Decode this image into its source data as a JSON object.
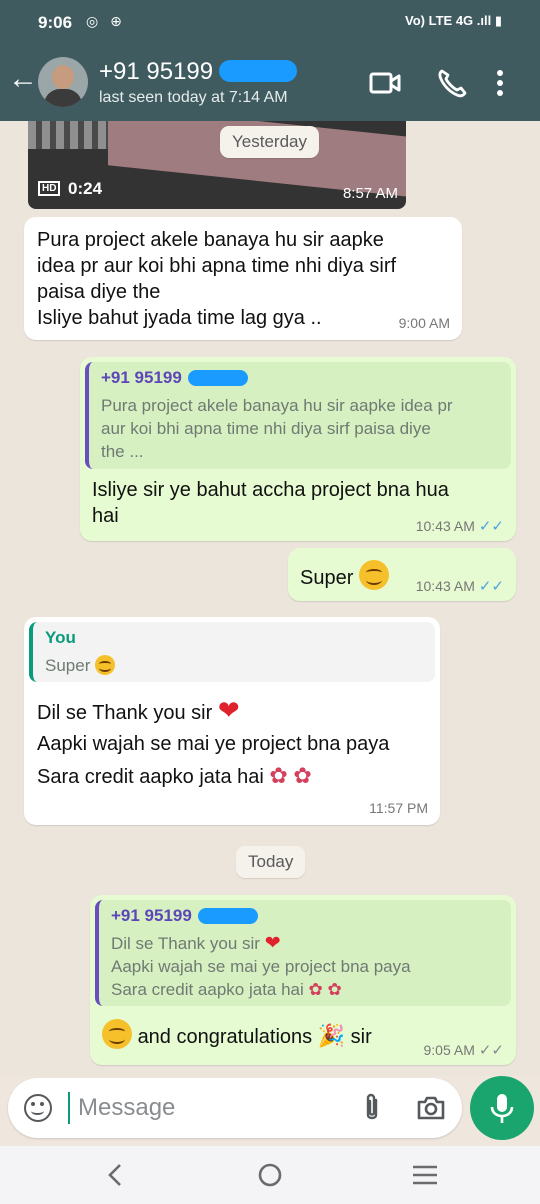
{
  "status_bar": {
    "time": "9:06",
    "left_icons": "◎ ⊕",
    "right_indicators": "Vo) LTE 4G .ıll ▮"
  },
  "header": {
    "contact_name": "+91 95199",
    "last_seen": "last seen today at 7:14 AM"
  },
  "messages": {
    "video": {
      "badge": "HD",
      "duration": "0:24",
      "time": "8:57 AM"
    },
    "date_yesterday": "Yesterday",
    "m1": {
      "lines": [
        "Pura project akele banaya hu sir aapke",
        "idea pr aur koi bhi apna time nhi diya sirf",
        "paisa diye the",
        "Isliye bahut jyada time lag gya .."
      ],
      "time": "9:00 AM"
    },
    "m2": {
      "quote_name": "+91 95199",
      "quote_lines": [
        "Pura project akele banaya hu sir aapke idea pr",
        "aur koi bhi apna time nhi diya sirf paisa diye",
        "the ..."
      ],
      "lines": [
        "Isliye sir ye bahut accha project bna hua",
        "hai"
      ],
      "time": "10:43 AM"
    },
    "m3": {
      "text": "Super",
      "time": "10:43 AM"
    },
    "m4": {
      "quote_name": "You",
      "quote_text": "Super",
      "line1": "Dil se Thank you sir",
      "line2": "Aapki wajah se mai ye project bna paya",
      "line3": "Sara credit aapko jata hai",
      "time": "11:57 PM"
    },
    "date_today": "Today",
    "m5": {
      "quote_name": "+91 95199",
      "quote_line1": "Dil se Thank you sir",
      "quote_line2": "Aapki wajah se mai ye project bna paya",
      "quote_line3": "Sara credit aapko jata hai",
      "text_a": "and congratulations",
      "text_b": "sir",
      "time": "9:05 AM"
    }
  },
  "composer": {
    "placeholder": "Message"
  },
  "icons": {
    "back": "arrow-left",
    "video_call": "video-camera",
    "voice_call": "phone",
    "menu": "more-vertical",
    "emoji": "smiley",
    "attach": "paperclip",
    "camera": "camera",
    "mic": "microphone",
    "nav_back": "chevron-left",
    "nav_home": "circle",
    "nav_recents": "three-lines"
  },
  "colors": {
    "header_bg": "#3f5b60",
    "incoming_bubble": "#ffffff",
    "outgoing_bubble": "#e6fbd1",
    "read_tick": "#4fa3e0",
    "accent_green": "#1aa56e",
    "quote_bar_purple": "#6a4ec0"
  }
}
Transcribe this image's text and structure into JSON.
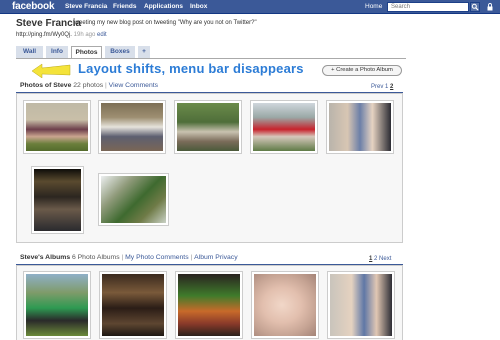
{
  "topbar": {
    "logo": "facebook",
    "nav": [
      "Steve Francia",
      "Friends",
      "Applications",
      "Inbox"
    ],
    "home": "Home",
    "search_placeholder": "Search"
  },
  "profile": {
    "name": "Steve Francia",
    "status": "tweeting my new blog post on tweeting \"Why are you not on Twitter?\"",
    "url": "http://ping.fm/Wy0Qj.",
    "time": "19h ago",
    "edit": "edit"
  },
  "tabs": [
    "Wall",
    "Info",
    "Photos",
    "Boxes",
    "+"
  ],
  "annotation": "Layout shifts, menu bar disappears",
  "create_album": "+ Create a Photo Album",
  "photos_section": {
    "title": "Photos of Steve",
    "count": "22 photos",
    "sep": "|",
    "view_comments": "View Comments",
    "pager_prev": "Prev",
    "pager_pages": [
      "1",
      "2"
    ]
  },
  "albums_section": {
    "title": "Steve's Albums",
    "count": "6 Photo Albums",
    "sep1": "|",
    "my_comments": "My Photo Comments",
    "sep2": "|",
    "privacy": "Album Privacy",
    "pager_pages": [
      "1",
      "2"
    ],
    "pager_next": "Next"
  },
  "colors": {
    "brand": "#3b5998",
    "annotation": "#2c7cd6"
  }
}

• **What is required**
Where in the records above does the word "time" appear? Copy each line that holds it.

• **Completed task**
    "time": "9:06",
      "time": "8:57 AM"
        "idea pr aur koi bhi apna time nhi diya sirf",
        "Isliye bahut jyada time lag gya .."
      "time": "9:00 AM"
        "aur koi bhi apna time nhi diya sirf paisa diye",
      "time": "10:43 AM"
      "time": "10:43 AM"
      "time": "11:57 PM"
      "time": "9:05 AM"
    "time": "19h ago",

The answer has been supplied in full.